Last fall, Rowland Hall welcomed two new members of our science faculty: Upper School chemistry teacher Marcus Milling and Middle School science teacher Melissa Sharp. Both science educators—who are also married—have been teaching in the United States and abroad for the past 20 years, most recently at the Lincoln Community School in Accra, Ghana. Ms. Sharp, who grew up in central New York, considers herself lucky to have taught in diverse educational settings. "Each opportunity has allowed me to question my perspective, think deeply about humanity, and ask again and again why I do what I do as an educator," she said.
Mr. Milling first began teaching in graduate school, and once he realized how much he enjoyed helping students, the path ahead seemed clear. "Physics and chemistry are the studies of the fundamental mechanisms of how our universe operates, from the large-scale study of galaxies to the small-scale examination of electrical circuits," he said. "What could be better than understanding how these things work and helping others to understand?" Mr. Milling and Ms. Sharp taught together for 11 years at The Bishop's School in La Jolla, California, where in addition to developing and implementing innovative curriculum, she served on the Global Education Committee and he coached a winning physics bowl team.
Their passion for science—and teaching young minds to think critically, support claims with evidence, and make connections that alter their worldviews—is undisputed.
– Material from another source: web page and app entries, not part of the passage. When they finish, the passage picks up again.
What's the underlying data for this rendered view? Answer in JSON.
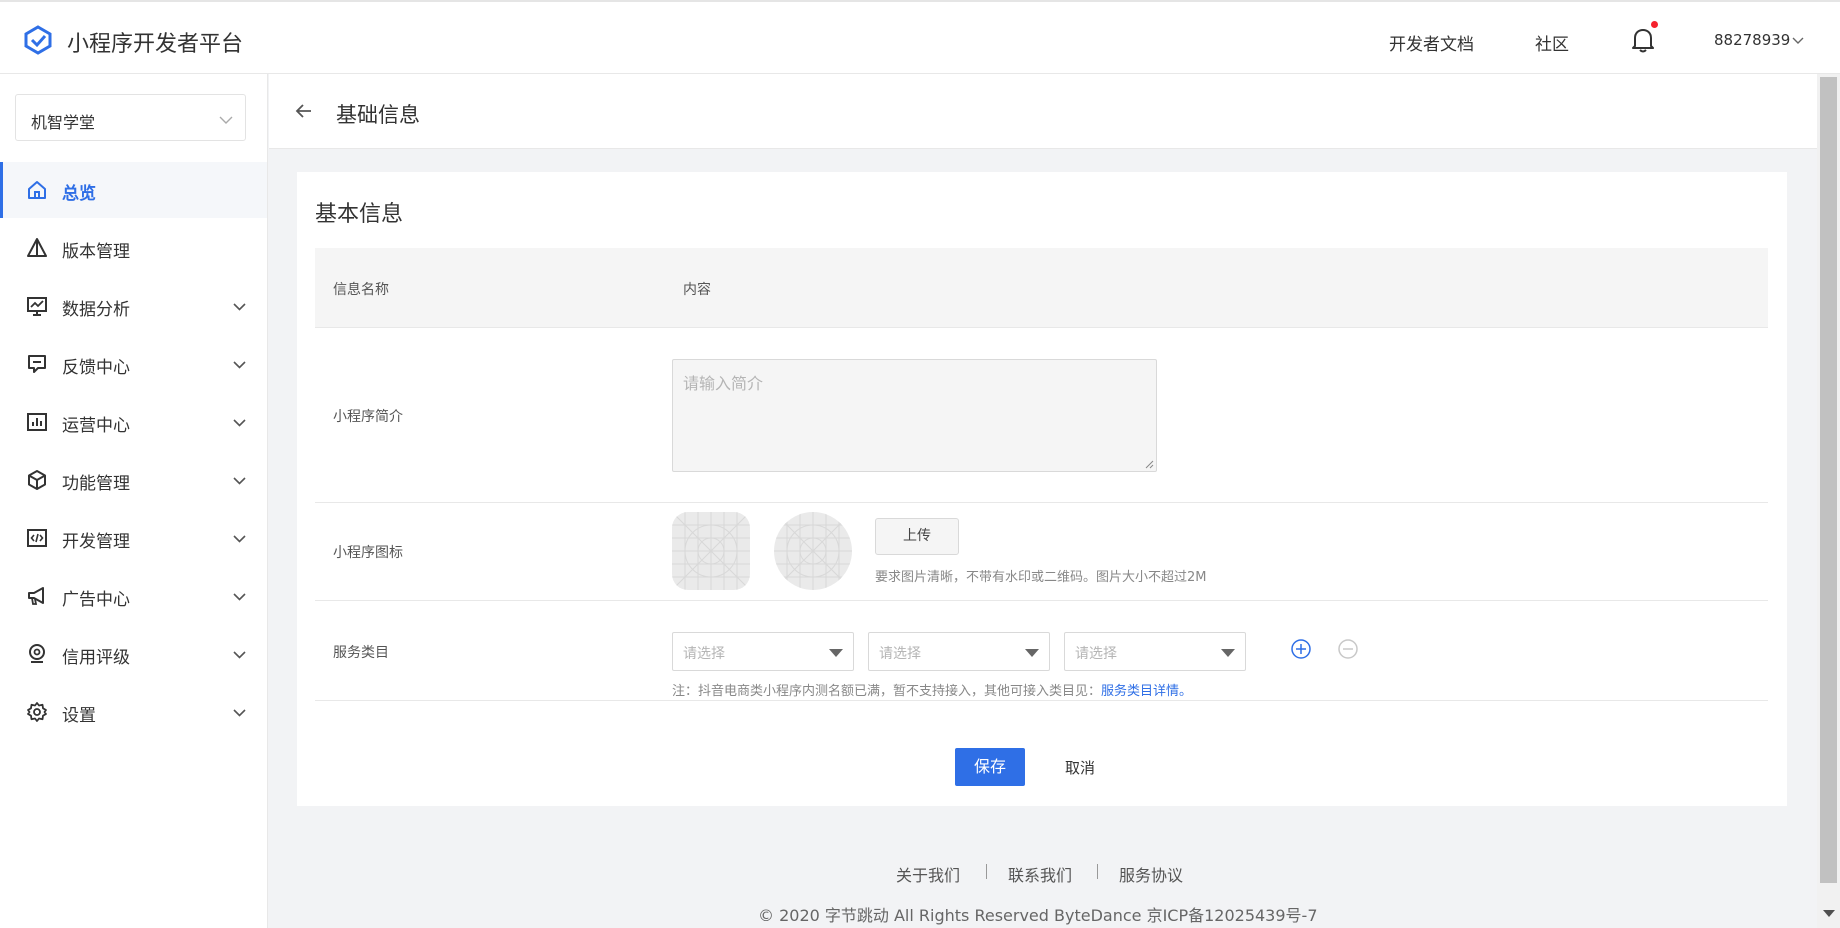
{
  "header": {
    "brand": "小程序开发者平台",
    "links": [
      "开发者文档",
      "社区"
    ],
    "user_id": "88278939",
    "colors": {
      "brand_blue": "#2f6fe6",
      "notification_dot": "#f5222d"
    }
  },
  "sidebar": {
    "app_selector": "机智学堂",
    "items": [
      {
        "label": "总览",
        "icon": "home-icon",
        "active": true
      },
      {
        "label": "版本管理",
        "icon": "version-icon"
      },
      {
        "label": "数据分析",
        "icon": "chart-monitor-icon"
      },
      {
        "label": "反馈中心",
        "icon": "feedback-icon"
      },
      {
        "label": "运营中心",
        "icon": "operations-icon"
      },
      {
        "label": "功能管理",
        "icon": "cube-icon"
      },
      {
        "label": "开发管理",
        "icon": "code-icon"
      },
      {
        "label": "广告中心",
        "icon": "megaphone-icon"
      },
      {
        "label": "信用评级",
        "icon": "credit-badge-icon"
      },
      {
        "label": "设置",
        "icon": "gear-icon"
      }
    ]
  },
  "page": {
    "title": "基础信息",
    "card_title": "基本信息",
    "columns": {
      "name": "信息名称",
      "content": "内容"
    },
    "rows": {
      "intro": {
        "label": "小程序简介",
        "placeholder": "请输入简介"
      },
      "icon": {
        "label": "小程序图标",
        "upload": "上传",
        "hint": "要求图片清晰，不带有水印或二维码。图片大小不超过2M"
      },
      "category": {
        "label": "服务类目",
        "selects": [
          "请选择",
          "请选择",
          "请选择"
        ],
        "note": "注：抖音电商类小程序内测名额已满，暂不支持接入，其他可接入类目见：",
        "note_link": "服务类目详情。"
      }
    },
    "actions": {
      "save": "保存",
      "cancel": "取消"
    }
  },
  "footer": {
    "links": [
      "关于我们",
      "联系我们",
      "服务协议"
    ],
    "copyright": "© 2020 字节跳动 All Rights Reserved ByteDance 京ICP备12025439号-7"
  }
}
According to Ms. Sharp, "cultivating curiosity is the cornerstone of being a lifelong learner," and the science classroom provides an ideal environment for curiosity every day. She and Mr. Milling were drawn to Rowland Hall for the opportunity to grow our science program. Though they both agree that resources, namely time and funding, present a challenge to developing a first-rate science lab program, they are more than ready to advocate for an improved student experience.
"Experiments are the heart of science," Mr. Milling said. "They provide the evidence, and are how we test our ideas, and determine what is true and what is not true." While the Upper School science program recently acquired some new equipment for its laboratory sessions, he believes that changes to the curriculum—including offering Advanced Topics courses in chemistry and other subjects—will be key to ensuring that students are receiving the best science education possible.
For now, Ms. Sharp and Mr. Milling are busy adjusting to the shifting trimester schedule at Rowland Hall, taking advantage of outdoor-recreation opportunities, and building relationships with their new colleagues. "Collaborating effectively with my new community members is an integral part of my professional journey," Ms. Sharp said.
To that end, let's welcome them once again to Rowland Hall. We are thankful their professional journeys brought them here.